Jessica MacDonald is enjoying speed swimming after spending most of her life as a strong syncrhonized swimmer in Newfoundland and Labrador as a member of the Corner Brook Reflections Synchronized Swim Club. — Submitted photo
Changing gears from synchronized to speed swimming has been an interesting time for Jessica MacDonald.
But it’s a new world that she’s been embracing since pulling up stakes in Corner Brook two years ago to attend St. Anne’s University in Church Point, N.S.
“The first thing I really noticed was that the endurance is completely different,” MacDonald said from Church Point Thursday afternoon.
“For synchronized (swimming) I had good endurance, I could hold my breath for a long time. But for this ... you hold your breath for three strokes and then you breathe. You’re swimming so fast that you need to have a lot of endurance to swim for longer periods of time.”
MacDonald, 19, was a dominant force on the provincial synchronized swimming scene during her time with the Corner Brook Reflections Synchronized Swim Club. She was rewarded for her dedication to syncho when she represented Newfoundland and Labrador at the 2011 Canada Winter Games.

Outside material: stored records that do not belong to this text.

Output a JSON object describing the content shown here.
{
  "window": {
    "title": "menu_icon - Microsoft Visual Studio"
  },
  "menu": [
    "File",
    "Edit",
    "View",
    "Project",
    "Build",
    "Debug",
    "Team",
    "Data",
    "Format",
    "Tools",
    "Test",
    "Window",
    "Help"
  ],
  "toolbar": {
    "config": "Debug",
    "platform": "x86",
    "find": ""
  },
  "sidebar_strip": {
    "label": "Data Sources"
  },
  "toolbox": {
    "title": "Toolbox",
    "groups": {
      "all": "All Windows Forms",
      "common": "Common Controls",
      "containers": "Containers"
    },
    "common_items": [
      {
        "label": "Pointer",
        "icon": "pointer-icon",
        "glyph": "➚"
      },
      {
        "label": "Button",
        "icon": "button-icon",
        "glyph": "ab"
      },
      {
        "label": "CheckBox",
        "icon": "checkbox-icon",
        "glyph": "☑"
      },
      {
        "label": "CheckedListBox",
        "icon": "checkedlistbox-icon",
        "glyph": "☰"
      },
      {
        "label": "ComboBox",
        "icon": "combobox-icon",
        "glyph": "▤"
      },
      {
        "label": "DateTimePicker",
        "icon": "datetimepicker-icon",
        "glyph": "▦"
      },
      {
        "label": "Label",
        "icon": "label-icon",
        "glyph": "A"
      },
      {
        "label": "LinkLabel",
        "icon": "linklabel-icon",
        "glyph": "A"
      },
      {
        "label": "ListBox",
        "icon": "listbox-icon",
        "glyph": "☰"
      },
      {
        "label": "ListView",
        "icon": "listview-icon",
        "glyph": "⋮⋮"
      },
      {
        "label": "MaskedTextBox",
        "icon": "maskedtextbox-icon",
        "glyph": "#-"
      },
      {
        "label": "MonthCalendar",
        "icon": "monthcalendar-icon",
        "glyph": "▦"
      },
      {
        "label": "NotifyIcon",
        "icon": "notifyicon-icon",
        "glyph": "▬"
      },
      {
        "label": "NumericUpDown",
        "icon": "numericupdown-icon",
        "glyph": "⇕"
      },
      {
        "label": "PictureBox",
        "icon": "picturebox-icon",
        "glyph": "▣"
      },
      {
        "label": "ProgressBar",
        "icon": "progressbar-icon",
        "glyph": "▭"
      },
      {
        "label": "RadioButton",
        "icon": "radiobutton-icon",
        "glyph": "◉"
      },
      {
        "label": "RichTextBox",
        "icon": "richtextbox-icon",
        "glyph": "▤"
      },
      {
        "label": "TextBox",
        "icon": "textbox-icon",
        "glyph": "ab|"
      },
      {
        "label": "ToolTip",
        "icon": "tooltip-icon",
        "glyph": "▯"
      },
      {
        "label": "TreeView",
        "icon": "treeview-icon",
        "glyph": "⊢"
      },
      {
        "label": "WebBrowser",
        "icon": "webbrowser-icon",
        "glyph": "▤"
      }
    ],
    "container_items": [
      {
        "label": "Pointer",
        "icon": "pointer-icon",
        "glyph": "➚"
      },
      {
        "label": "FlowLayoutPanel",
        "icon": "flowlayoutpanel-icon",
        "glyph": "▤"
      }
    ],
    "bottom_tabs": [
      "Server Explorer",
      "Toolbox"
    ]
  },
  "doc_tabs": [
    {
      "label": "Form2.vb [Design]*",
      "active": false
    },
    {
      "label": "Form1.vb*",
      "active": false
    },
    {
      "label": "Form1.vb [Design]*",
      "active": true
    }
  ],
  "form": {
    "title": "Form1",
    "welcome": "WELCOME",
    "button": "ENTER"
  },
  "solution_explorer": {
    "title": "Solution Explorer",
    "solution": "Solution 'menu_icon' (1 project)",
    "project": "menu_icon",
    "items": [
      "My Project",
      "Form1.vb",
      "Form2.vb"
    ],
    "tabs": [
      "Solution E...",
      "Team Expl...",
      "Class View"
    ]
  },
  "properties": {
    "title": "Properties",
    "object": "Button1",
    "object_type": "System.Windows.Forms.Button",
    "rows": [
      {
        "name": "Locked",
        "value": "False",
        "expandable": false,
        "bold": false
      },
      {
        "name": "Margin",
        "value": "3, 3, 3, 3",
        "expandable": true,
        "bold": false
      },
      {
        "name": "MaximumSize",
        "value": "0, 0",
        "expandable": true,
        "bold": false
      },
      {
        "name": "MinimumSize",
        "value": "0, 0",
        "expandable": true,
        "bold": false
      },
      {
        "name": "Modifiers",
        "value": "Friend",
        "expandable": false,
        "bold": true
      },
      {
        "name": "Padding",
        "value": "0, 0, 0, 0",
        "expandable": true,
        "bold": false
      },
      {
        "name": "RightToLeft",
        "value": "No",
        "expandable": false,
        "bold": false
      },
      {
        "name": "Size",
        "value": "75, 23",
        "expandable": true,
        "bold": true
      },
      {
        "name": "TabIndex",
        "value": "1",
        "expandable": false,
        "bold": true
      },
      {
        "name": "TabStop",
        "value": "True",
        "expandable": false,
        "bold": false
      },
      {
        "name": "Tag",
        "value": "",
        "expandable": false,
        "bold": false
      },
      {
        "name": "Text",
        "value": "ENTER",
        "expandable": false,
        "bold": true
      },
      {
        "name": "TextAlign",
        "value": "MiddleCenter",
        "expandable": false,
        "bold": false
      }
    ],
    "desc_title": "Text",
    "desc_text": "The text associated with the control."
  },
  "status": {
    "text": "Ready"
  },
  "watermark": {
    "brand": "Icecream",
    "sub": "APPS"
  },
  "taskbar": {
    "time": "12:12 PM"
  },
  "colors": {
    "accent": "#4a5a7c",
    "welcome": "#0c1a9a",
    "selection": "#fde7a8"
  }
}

She moved to Nova Scotia to attend St. Anne’s and found out early on there wasn’t a synchronized swim club in the remote community of Church Point, so she didn’t entertain continuing on with the sport. The closest synchronized swim club to Church Point was based in Halifax — a three-hour drive.
She found out there was a competitive swim club — Les Aquadiens de Clare — based out of the swimming pool on campus at St. Anne’s, so she made an effort to talk to the team’s coach when the season was almost wrapped up.
The coach, Moira Brown, encouraged her to come back in September and join the mix.
MacDonald did so and has no regrets. She no longer had to worry about the void that she felt the first year at St. Anne’s.
She attends practice seven days a week — three times in the morning and four in the evening. It’s a hectic schedule trying to balance competitive sport with academics, but she said it’s no big deal.
“No, definitely used to that,” she said with a chuckle.
While she was accustomed to being at the top of the pack in Newfoundland, she was well aware of how things get tougher once you move off the island and take on some of the big guns.
“For the first couple of competitions ... it was weird seeing my name near the bottom of the list,” she said.
Her best showing in her first three meets of the season was fifth place. That all changed at the junior provincials last weekend in Truro, which just happens to the big event for competitive swimmers honing their skills.
She believes the team’s hard work in preparing for the event was the key to success in Truro. She was proud to see every member of the team put up best times, and more than pleased to snag four silver medals in the 15 & Over age bracket.
“Making it to the finals, for me, was a big thing because I hadn’t done that at any of my other meets,” she said. “So, making it to the finals and then coming out of the finals close to the head of the pack was really fun.
“I was close to gold in two of my events by about a second or so behind the person who got gold,” she added. “Finals were really tough for me because ... it was literally three events swum within 15 minutes, so you really never had enough time to recover before your next one.”
She’s content at St. Anne’s more than ever now. Competing at a high level and immersing herself within a team once again put a smile on her face.
“I’m definitely glad,” she said. “We’ve got a great coach and it’s a nice team up here. It’s definitely a nice experience.”